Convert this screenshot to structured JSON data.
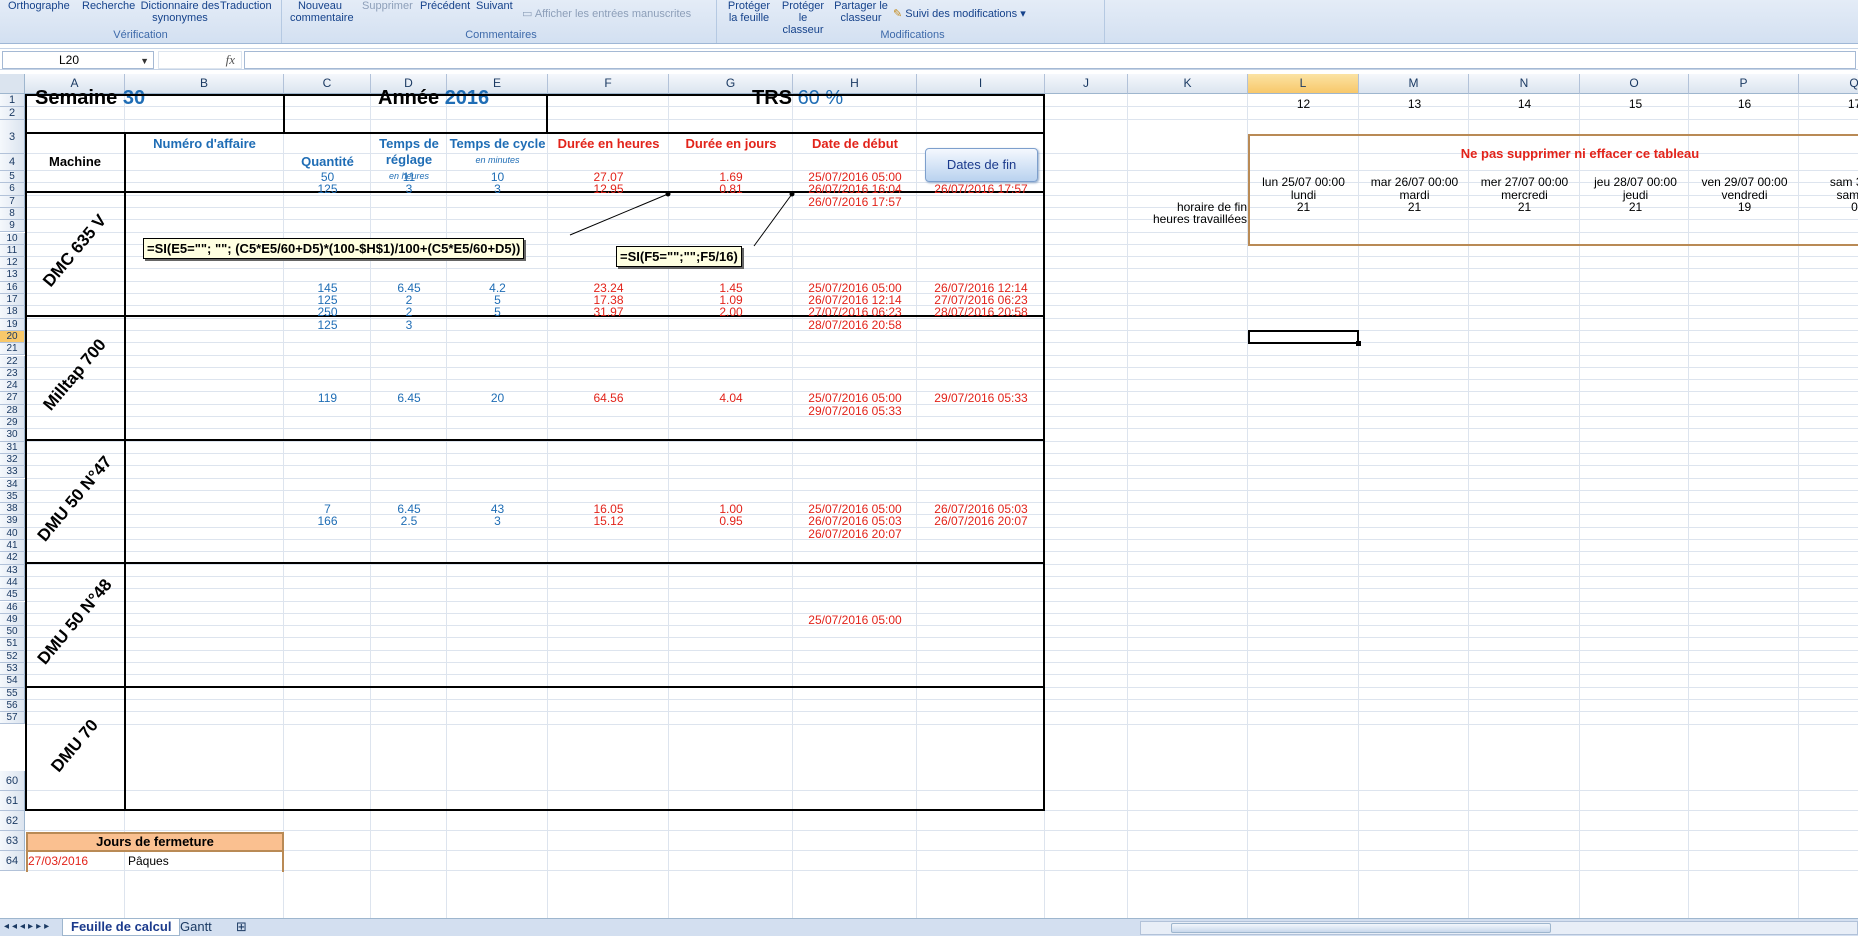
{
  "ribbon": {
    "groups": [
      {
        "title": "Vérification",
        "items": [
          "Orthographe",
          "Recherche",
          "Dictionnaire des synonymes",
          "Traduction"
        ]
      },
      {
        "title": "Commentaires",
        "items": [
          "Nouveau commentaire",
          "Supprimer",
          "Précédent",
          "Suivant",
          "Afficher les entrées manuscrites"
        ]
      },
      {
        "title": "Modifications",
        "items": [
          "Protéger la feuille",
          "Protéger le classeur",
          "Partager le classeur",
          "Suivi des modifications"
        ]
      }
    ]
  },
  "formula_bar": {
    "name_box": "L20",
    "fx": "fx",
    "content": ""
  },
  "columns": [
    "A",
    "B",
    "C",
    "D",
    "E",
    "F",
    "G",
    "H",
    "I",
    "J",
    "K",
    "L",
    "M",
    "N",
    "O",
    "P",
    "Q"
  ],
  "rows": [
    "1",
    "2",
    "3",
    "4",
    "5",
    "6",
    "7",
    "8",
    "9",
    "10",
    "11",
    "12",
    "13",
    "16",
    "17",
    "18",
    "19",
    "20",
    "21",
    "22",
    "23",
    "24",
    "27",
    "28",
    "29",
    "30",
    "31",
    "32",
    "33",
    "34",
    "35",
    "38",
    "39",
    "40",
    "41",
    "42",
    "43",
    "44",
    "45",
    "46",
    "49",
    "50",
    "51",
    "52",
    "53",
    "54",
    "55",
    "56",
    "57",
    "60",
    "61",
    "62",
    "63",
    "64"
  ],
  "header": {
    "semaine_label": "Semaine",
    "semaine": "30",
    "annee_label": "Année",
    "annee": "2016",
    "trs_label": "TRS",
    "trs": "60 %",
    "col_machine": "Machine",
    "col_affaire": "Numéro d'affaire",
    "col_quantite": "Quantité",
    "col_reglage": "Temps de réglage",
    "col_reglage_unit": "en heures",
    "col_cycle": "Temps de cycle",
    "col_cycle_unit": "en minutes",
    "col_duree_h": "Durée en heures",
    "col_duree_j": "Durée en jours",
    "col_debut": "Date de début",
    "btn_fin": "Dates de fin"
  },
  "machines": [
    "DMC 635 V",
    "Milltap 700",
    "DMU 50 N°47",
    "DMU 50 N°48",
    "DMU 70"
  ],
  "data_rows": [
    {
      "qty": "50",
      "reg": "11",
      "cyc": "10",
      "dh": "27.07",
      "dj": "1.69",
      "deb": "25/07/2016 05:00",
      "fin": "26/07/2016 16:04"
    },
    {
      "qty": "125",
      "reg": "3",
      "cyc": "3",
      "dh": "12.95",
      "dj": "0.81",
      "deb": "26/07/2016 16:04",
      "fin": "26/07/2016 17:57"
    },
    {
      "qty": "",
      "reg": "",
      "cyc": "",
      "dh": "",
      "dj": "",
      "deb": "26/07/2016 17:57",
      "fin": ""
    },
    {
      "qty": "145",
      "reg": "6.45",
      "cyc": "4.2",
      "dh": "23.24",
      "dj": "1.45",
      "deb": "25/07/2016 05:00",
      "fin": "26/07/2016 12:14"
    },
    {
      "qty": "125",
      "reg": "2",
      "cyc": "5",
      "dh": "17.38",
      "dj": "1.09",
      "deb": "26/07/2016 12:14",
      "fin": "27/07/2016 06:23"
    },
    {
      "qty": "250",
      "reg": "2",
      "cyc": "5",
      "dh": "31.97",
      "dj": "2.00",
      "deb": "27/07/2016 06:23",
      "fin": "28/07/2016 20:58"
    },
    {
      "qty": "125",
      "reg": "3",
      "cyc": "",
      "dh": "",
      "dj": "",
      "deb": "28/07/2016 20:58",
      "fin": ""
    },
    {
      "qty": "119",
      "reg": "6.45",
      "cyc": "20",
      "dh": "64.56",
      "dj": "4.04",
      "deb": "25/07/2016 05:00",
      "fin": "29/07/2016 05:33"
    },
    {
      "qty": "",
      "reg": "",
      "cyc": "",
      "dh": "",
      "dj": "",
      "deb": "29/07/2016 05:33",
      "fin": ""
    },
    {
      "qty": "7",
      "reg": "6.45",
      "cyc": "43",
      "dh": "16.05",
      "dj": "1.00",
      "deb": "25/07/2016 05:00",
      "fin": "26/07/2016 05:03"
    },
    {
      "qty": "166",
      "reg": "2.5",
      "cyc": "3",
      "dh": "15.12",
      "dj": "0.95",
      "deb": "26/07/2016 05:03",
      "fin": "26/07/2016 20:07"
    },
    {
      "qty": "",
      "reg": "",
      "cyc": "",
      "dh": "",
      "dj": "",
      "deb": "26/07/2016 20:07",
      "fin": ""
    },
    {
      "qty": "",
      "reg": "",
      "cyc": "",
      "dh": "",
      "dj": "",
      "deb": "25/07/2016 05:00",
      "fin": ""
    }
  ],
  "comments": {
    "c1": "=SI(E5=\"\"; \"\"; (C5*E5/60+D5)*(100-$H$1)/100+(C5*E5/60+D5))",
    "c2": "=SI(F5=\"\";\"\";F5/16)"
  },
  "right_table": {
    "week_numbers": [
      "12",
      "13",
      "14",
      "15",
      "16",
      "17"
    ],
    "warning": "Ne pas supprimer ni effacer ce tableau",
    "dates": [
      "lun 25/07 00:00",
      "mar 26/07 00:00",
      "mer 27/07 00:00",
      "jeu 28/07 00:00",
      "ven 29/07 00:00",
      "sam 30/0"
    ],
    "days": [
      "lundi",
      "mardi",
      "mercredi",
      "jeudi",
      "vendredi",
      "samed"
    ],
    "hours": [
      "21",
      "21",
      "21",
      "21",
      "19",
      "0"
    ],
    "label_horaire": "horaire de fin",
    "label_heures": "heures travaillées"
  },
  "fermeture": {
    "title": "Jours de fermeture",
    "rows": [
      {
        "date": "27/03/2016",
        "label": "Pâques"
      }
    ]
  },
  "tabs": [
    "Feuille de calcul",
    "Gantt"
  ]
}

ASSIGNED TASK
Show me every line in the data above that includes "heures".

ANSWER BOX
    "col_reglage_unit": "en heures",
    "col_duree_h": "Durée en heures",
    "label_heures": "heures travaillées"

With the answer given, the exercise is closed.